- Opening Delimiter -
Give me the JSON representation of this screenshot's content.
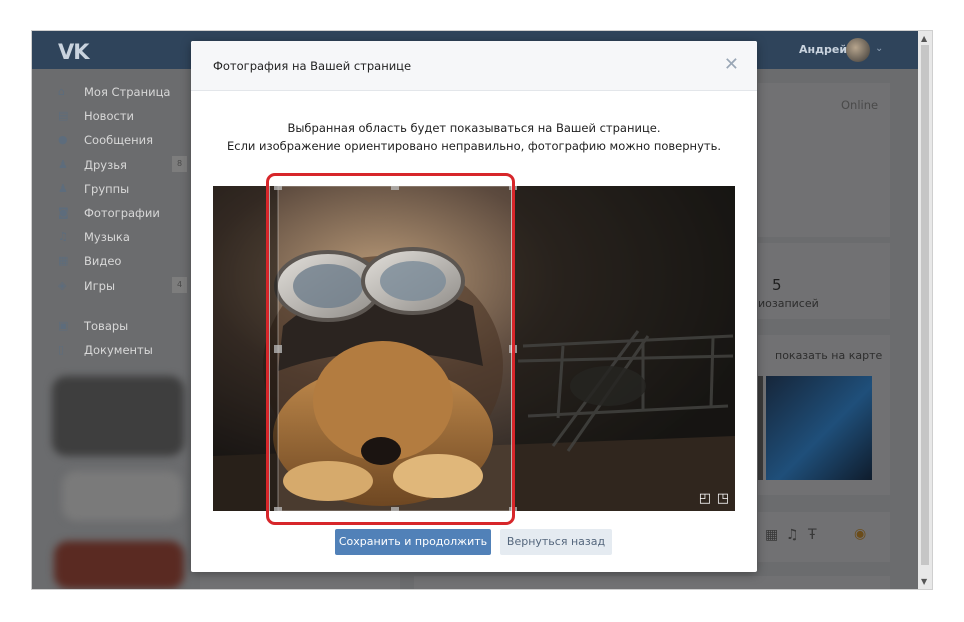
{
  "header": {
    "logo": "VK",
    "user_name": "Андрей"
  },
  "sidebar": {
    "items": [
      {
        "label": "Моя Страница",
        "icon": "home-icon",
        "glyph": "⌂"
      },
      {
        "label": "Новости",
        "icon": "news-icon",
        "glyph": "▤"
      },
      {
        "label": "Сообщения",
        "icon": "messages-icon",
        "glyph": "●"
      },
      {
        "label": "Друзья",
        "icon": "friends-icon",
        "glyph": "♟",
        "badge": "8"
      },
      {
        "label": "Группы",
        "icon": "groups-icon",
        "glyph": "♟"
      },
      {
        "label": "Фотографии",
        "icon": "photos-icon",
        "glyph": "◙"
      },
      {
        "label": "Музыка",
        "icon": "music-icon",
        "glyph": "♫"
      },
      {
        "label": "Видео",
        "icon": "video-icon",
        "glyph": "▦"
      },
      {
        "label": "Игры",
        "icon": "games-icon",
        "glyph": "◈",
        "badge": "4"
      }
    ],
    "extra_items": [
      {
        "label": "Товары",
        "icon": "goods-icon",
        "glyph": "▣"
      },
      {
        "label": "Документы",
        "icon": "documents-icon",
        "glyph": "▯"
      }
    ]
  },
  "profile": {
    "status": "Online",
    "count_value": "5",
    "count_label": "иозаписей",
    "map_link": "показать на карте"
  },
  "modal": {
    "title": "Фотография на Вашей странице",
    "line1": "Выбранная область будет показываться на Вашей странице.",
    "line2": "Если изображение ориентировано неправильно, фотографию можно повернуть.",
    "save_label": "Сохранить и продолжить",
    "back_label": "Вернуться назад"
  },
  "colors": {
    "header": "#2f445b",
    "primary_button": "#5181b8",
    "secondary_button": "#e5ebf1",
    "highlight": "#d7262a"
  }
}
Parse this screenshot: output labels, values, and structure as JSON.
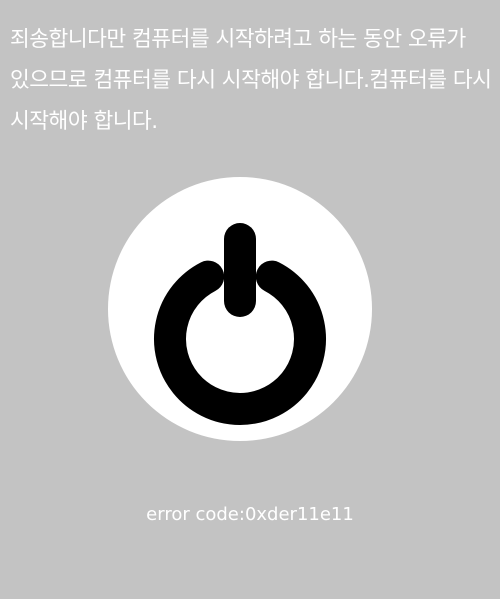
{
  "message": "죄송합니다만 컴퓨터를 시작하려고 하는 동안 오류가 있으므로 컴퓨터를 다시 시작해야 합니다.컴퓨터를 다시 시작해야 합니다.",
  "power_icon": {
    "icon": "power-icon",
    "circle_color": "#ffffff",
    "symbol_color": "#000000"
  },
  "error": {
    "label": "error code:",
    "value": "0xder11e11"
  },
  "colors": {
    "background": "#c3c3c3",
    "text": "#ffffff"
  }
}
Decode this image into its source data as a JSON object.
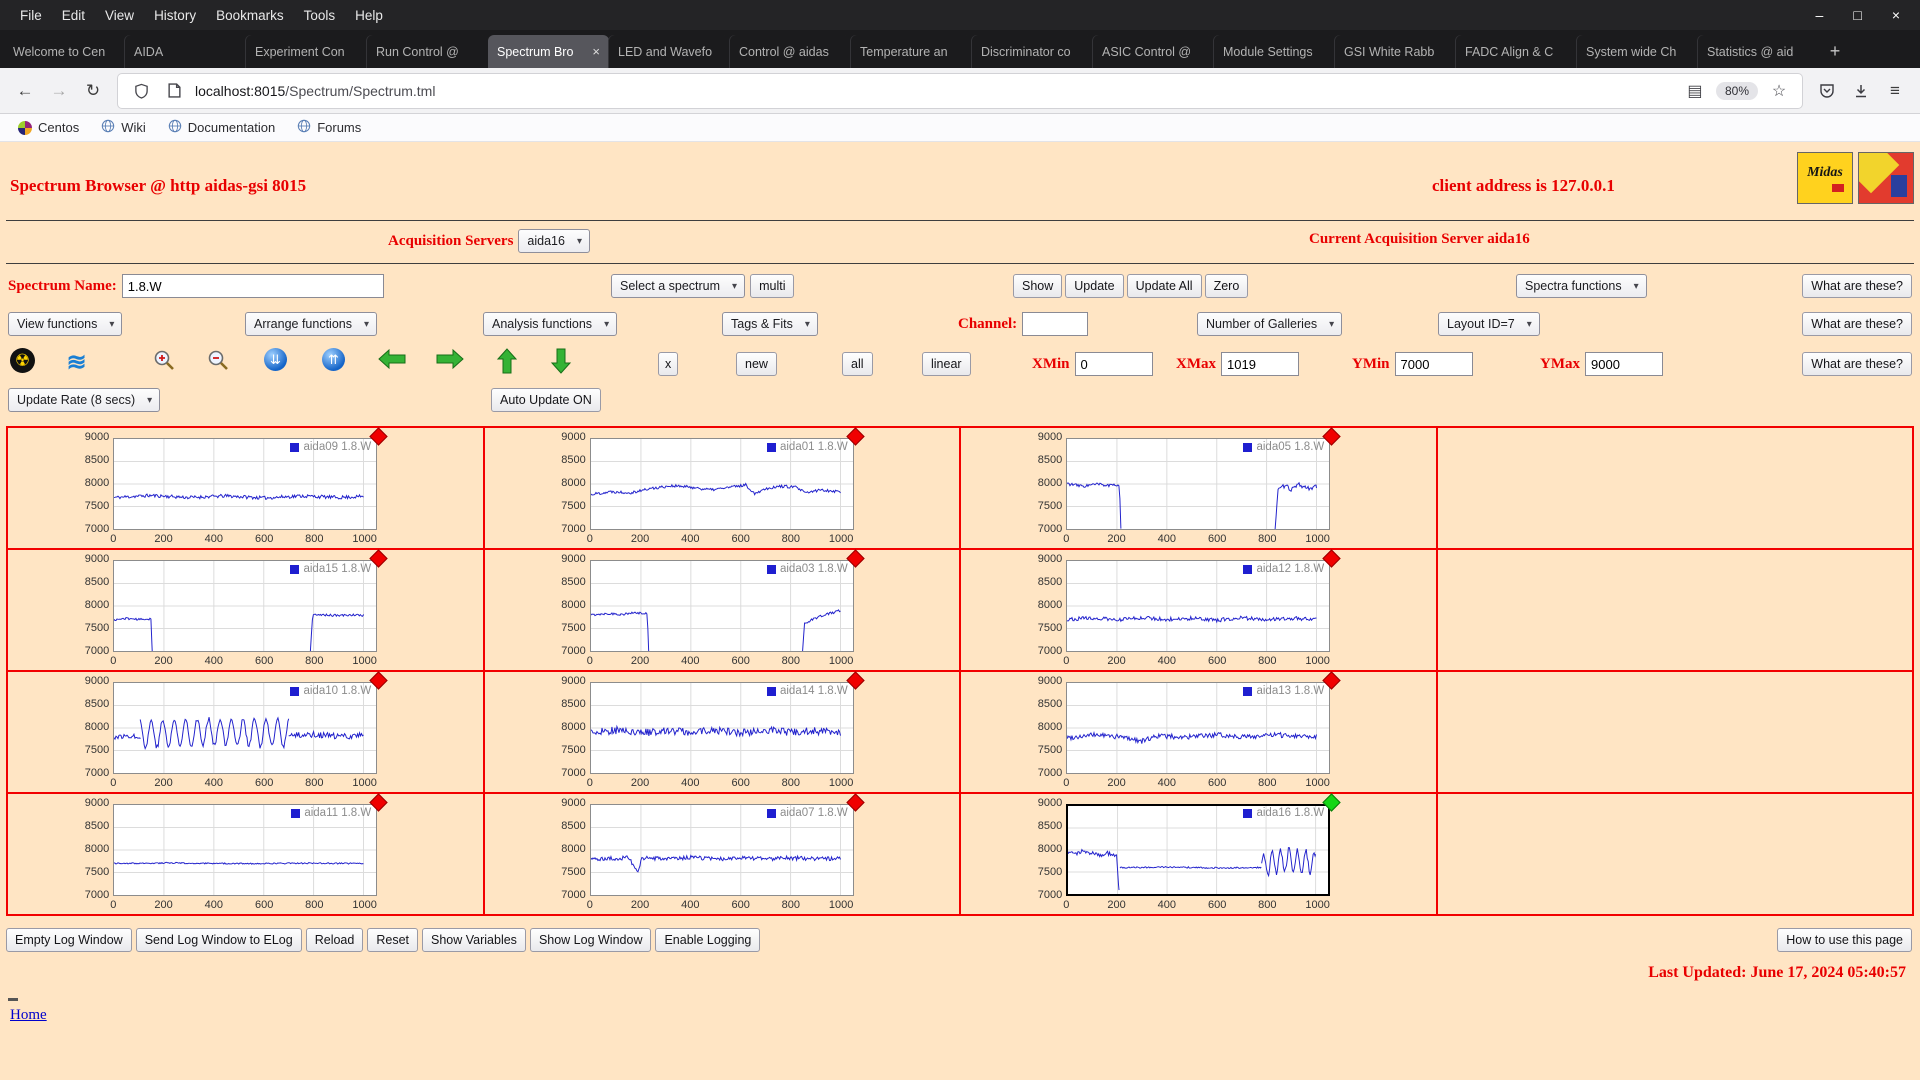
{
  "colors": {
    "background": "#ffe5c4",
    "accent_red": "#e80000",
    "grid_border": "#f20000",
    "trace": "#2222cc",
    "marker_red": "#f00000",
    "marker_green": "#15d615",
    "link": "#0000cc"
  },
  "browser": {
    "menu": {
      "items": [
        "File",
        "Edit",
        "View",
        "History",
        "Bookmarks",
        "Tools",
        "Help"
      ]
    },
    "tabs": [
      {
        "label": "Welcome to Cen"
      },
      {
        "label": "AIDA"
      },
      {
        "label": "Experiment Con"
      },
      {
        "label": "Run Control @"
      },
      {
        "label": "Spectrum Bro",
        "active": true
      },
      {
        "label": "LED and Wavefo"
      },
      {
        "label": "Control @ aidas"
      },
      {
        "label": "Temperature an"
      },
      {
        "label": "Discriminator co"
      },
      {
        "label": "ASIC Control @"
      },
      {
        "label": "Module Settings"
      },
      {
        "label": "GSI White Rabb"
      },
      {
        "label": "FADC Align & C"
      },
      {
        "label": "System wide Ch"
      },
      {
        "label": "Statistics @ aid"
      }
    ],
    "new_tab_label": "+",
    "url_host": "localhost:8015",
    "url_path": "/Spectrum/Spectrum.tml",
    "zoom_badge": "80%",
    "bookmarks": [
      {
        "label": "Centos",
        "icon": "centos-logo-icon"
      },
      {
        "label": "Wiki",
        "icon": "globe-icon"
      },
      {
        "label": "Documentation",
        "icon": "globe-icon"
      },
      {
        "label": "Forums",
        "icon": "globe-icon"
      }
    ]
  },
  "page": {
    "title": "Spectrum Browser @ http aidas-gsi 8015",
    "client_address": "client address is 127.0.0.1",
    "midas_logo_text": "Midas",
    "acquisition_label": "Acquisition Servers",
    "acquisition_server": "aida16",
    "current_server": "Current Acquisition Server aida16",
    "spectrum_name_label": "Spectrum Name:",
    "spectrum_name": "1.8.W",
    "select_spectrum": "Select a spectrum",
    "multi": "multi",
    "show": "Show",
    "update": "Update",
    "update_all": "Update All",
    "zero": "Zero",
    "spectra_functions": "Spectra functions",
    "what_are_these": "What are these?",
    "view_functions": "View functions",
    "arrange_functions": "Arrange functions",
    "analysis_functions": "Analysis functions",
    "tags_fits": "Tags & Fits",
    "channel_label": "Channel:",
    "channel_value": "",
    "number_galleries": "Number of Galleries",
    "layout_id": "Layout ID=7",
    "x_button": "x",
    "new_button": "new",
    "all_button": "all",
    "linear_button": "linear",
    "xmin_label": "XMin",
    "xmin": "0",
    "xmax_label": "XMax",
    "xmax": "1019",
    "ymin_label": "YMin",
    "ymin": "7000",
    "ymax_label": "YMax",
    "ymax": "9000",
    "update_rate": "Update Rate (8 secs)",
    "auto_update": "Auto Update ON",
    "footer_buttons": [
      "Empty Log Window",
      "Send Log Window to ELog",
      "Reload",
      "Reset",
      "Show Variables",
      "Show Log Window",
      "Enable Logging"
    ],
    "how_to": "How to use this page",
    "last_updated": "Last Updated: June 17, 2024 05:40:57",
    "home": "Home"
  },
  "chart_data": {
    "type": "line",
    "xlim": [
      0,
      1050
    ],
    "ylim": [
      7000,
      9000
    ],
    "xticks": [
      0,
      200,
      400,
      600,
      800,
      1000
    ],
    "yticks": [
      9000,
      8500,
      8000,
      7500,
      7000
    ],
    "xlabel": "",
    "ylabel": "",
    "grid": true,
    "legend_position": "top-right",
    "trace_color": "#2222cc",
    "layout": {
      "rows": 4,
      "cols": 4
    },
    "spectra": [
      {
        "name": "aida09 1.8.W",
        "row": 0,
        "col": 0,
        "marker": "red",
        "seed": 11,
        "segments": [
          {
            "noise": 38,
            "points": [
              [
                0,
                7700
              ],
              [
                150,
                7745
              ],
              [
                300,
                7700
              ],
              [
                450,
                7735
              ],
              [
                600,
                7690
              ],
              [
                750,
                7735
              ],
              [
                900,
                7700
              ],
              [
                1000,
                7725
              ]
            ]
          }
        ]
      },
      {
        "name": "aida01 1.8.W",
        "row": 0,
        "col": 1,
        "marker": "red",
        "seed": 22,
        "segments": [
          {
            "noise": 32,
            "points": [
              [
                0,
                7770
              ],
              [
                80,
                7830
              ],
              [
                160,
                7810
              ],
              [
                240,
                7900
              ],
              [
                320,
                7960
              ],
              [
                400,
                7930
              ],
              [
                480,
                7870
              ],
              [
                560,
                7930
              ],
              [
                620,
                7980
              ],
              [
                655,
                7790
              ],
              [
                700,
                7900
              ],
              [
                760,
                7950
              ],
              [
                820,
                7930
              ],
              [
                860,
                7800
              ],
              [
                920,
                7870
              ],
              [
                1000,
                7830
              ]
            ]
          }
        ]
      },
      {
        "name": "aida05 1.8.W",
        "row": 0,
        "col": 2,
        "marker": "red",
        "seed": 33,
        "segments": [
          {
            "noise": 36,
            "points": [
              [
                0,
                8010
              ],
              [
                60,
                7950
              ],
              [
                120,
                7995
              ],
              [
                180,
                7960
              ],
              [
                210,
                7995
              ],
              [
                216,
                7010
              ]
            ]
          },
          {
            "noise": 48,
            "points": [
              [
                834,
                7010
              ],
              [
                846,
                7860
              ],
              [
                872,
                7960
              ],
              [
                900,
                7880
              ],
              [
                932,
                7985
              ],
              [
                962,
                7905
              ],
              [
                1000,
                7935
              ]
            ]
          }
        ]
      },
      {
        "name": "aida15 1.8.W",
        "row": 1,
        "col": 0,
        "marker": "red",
        "seed": 44,
        "segments": [
          {
            "noise": 22,
            "points": [
              [
                0,
                7690
              ],
              [
                50,
                7725
              ],
              [
                100,
                7700
              ],
              [
                148,
                7715
              ],
              [
                153,
                7005
              ]
            ]
          },
          {
            "noise": 26,
            "points": [
              [
                787,
                7005
              ],
              [
                796,
                7795
              ],
              [
                850,
                7805
              ],
              [
                900,
                7785
              ],
              [
                952,
                7805
              ],
              [
                1000,
                7790
              ]
            ]
          }
        ]
      },
      {
        "name": "aida03 1.8.W",
        "row": 1,
        "col": 1,
        "marker": "red",
        "seed": 55,
        "segments": [
          {
            "noise": 26,
            "points": [
              [
                0,
                7800
              ],
              [
                60,
                7835
              ],
              [
                120,
                7815
              ],
              [
                180,
                7845
              ],
              [
                226,
                7825
              ],
              [
                231,
                7005
              ]
            ]
          },
          {
            "noise": 30,
            "points": [
              [
                848,
                7005
              ],
              [
                856,
                7610
              ],
              [
                882,
                7690
              ],
              [
                912,
                7760
              ],
              [
                952,
                7825
              ],
              [
                1000,
                7905
              ]
            ]
          }
        ]
      },
      {
        "name": "aida12 1.8.W",
        "row": 1,
        "col": 2,
        "marker": "red",
        "seed": 66,
        "segments": [
          {
            "noise": 42,
            "points": [
              [
                0,
                7705
              ],
              [
                100,
                7735
              ],
              [
                200,
                7690
              ],
              [
                300,
                7745
              ],
              [
                400,
                7705
              ],
              [
                500,
                7725
              ],
              [
                600,
                7685
              ],
              [
                700,
                7735
              ],
              [
                800,
                7705
              ],
              [
                900,
                7725
              ],
              [
                1000,
                7705
              ]
            ]
          }
        ]
      },
      {
        "name": "aida10 1.8.W",
        "row": 2,
        "col": 0,
        "marker": "red",
        "seed": 77,
        "segments": [
          {
            "noise": 48,
            "points": [
              [
                0,
                7795
              ],
              [
                60,
                7825
              ],
              [
                105,
                7805
              ]
            ]
          },
          {
            "noise": 55,
            "osc": {
              "amp": 300,
              "period": 46
            },
            "points": [
              [
                105,
                7860
              ],
              [
                400,
                7920
              ],
              [
                700,
                7880
              ]
            ]
          },
          {
            "noise": 70,
            "points": [
              [
                700,
                7830
              ],
              [
                800,
                7860
              ],
              [
                900,
                7805
              ],
              [
                1000,
                7845
              ]
            ]
          }
        ]
      },
      {
        "name": "aida14 1.8.W",
        "row": 2,
        "col": 1,
        "marker": "red",
        "seed": 88,
        "segments": [
          {
            "noise": 85,
            "points": [
              [
                0,
                7905
              ],
              [
                100,
                7950
              ],
              [
                200,
                7885
              ],
              [
                300,
                7950
              ],
              [
                400,
                7905
              ],
              [
                500,
                7945
              ],
              [
                600,
                7890
              ],
              [
                700,
                7950
              ],
              [
                800,
                7905
              ],
              [
                900,
                7935
              ],
              [
                1000,
                7905
              ]
            ]
          }
        ]
      },
      {
        "name": "aida13 1.8.W",
        "row": 2,
        "col": 2,
        "marker": "red",
        "seed": 99,
        "segments": [
          {
            "noise": 55,
            "points": [
              [
                0,
                7785
              ],
              [
                120,
                7850
              ],
              [
                240,
                7785
              ],
              [
                300,
                7705
              ],
              [
                360,
                7825
              ],
              [
                480,
                7795
              ],
              [
                600,
                7845
              ],
              [
                720,
                7805
              ],
              [
                840,
                7845
              ],
              [
                1000,
                7815
              ]
            ]
          }
        ]
      },
      {
        "name": "aida11 1.8.W",
        "row": 3,
        "col": 0,
        "marker": "red",
        "seed": 111,
        "segments": [
          {
            "noise": 14,
            "points": [
              [
                0,
                7700
              ],
              [
                250,
                7712
              ],
              [
                500,
                7696
              ],
              [
                750,
                7706
              ],
              [
                1000,
                7700
              ]
            ]
          }
        ]
      },
      {
        "name": "aida07 1.8.W",
        "row": 3,
        "col": 1,
        "marker": "red",
        "seed": 122,
        "segments": [
          {
            "noise": 46,
            "points": [
              [
                0,
                7800
              ],
              [
                150,
                7825
              ],
              [
                188,
                7520
              ],
              [
                205,
                7820
              ],
              [
                300,
                7800
              ],
              [
                400,
                7835
              ],
              [
                500,
                7795
              ],
              [
                600,
                7835
              ],
              [
                700,
                7800
              ],
              [
                800,
                7825
              ],
              [
                900,
                7800
              ],
              [
                1000,
                7815
              ]
            ]
          }
        ]
      },
      {
        "name": "aida16 1.8.W",
        "row": 3,
        "col": 2,
        "marker": "green",
        "selected": true,
        "seed": 133,
        "segments": [
          {
            "noise": 55,
            "points": [
              [
                0,
                7905
              ],
              [
                60,
                7965
              ],
              [
                120,
                7885
              ],
              [
                170,
                7935
              ],
              [
                196,
                7855
              ],
              [
                206,
                7050
              ]
            ]
          },
          {
            "noise": 16,
            "points": [
              [
                210,
                7600
              ],
              [
                400,
                7612
              ],
              [
                600,
                7592
              ],
              [
                780,
                7602
              ]
            ]
          },
          {
            "noise": 65,
            "osc": {
              "amp": 250,
              "period": 34
            },
            "points": [
              [
                782,
                7650
              ],
              [
                900,
                7780
              ],
              [
                1000,
                7720
              ]
            ]
          }
        ]
      }
    ]
  }
}
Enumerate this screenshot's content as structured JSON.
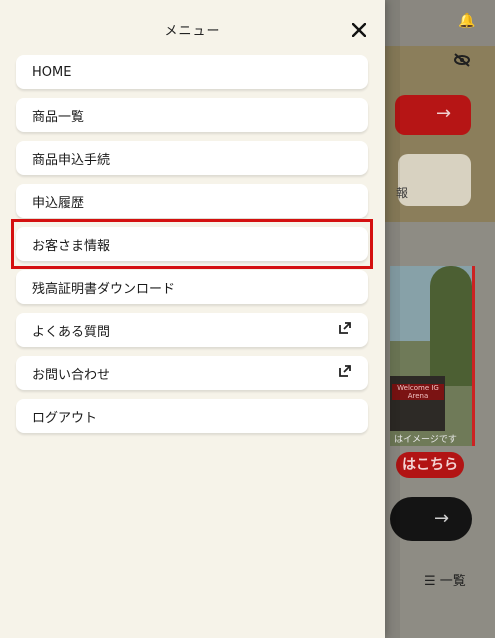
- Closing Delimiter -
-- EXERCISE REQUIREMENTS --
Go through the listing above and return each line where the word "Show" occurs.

-- ANSWER BOX --
    "show": "Show",
      "Show Variables",
      "Show Log Window",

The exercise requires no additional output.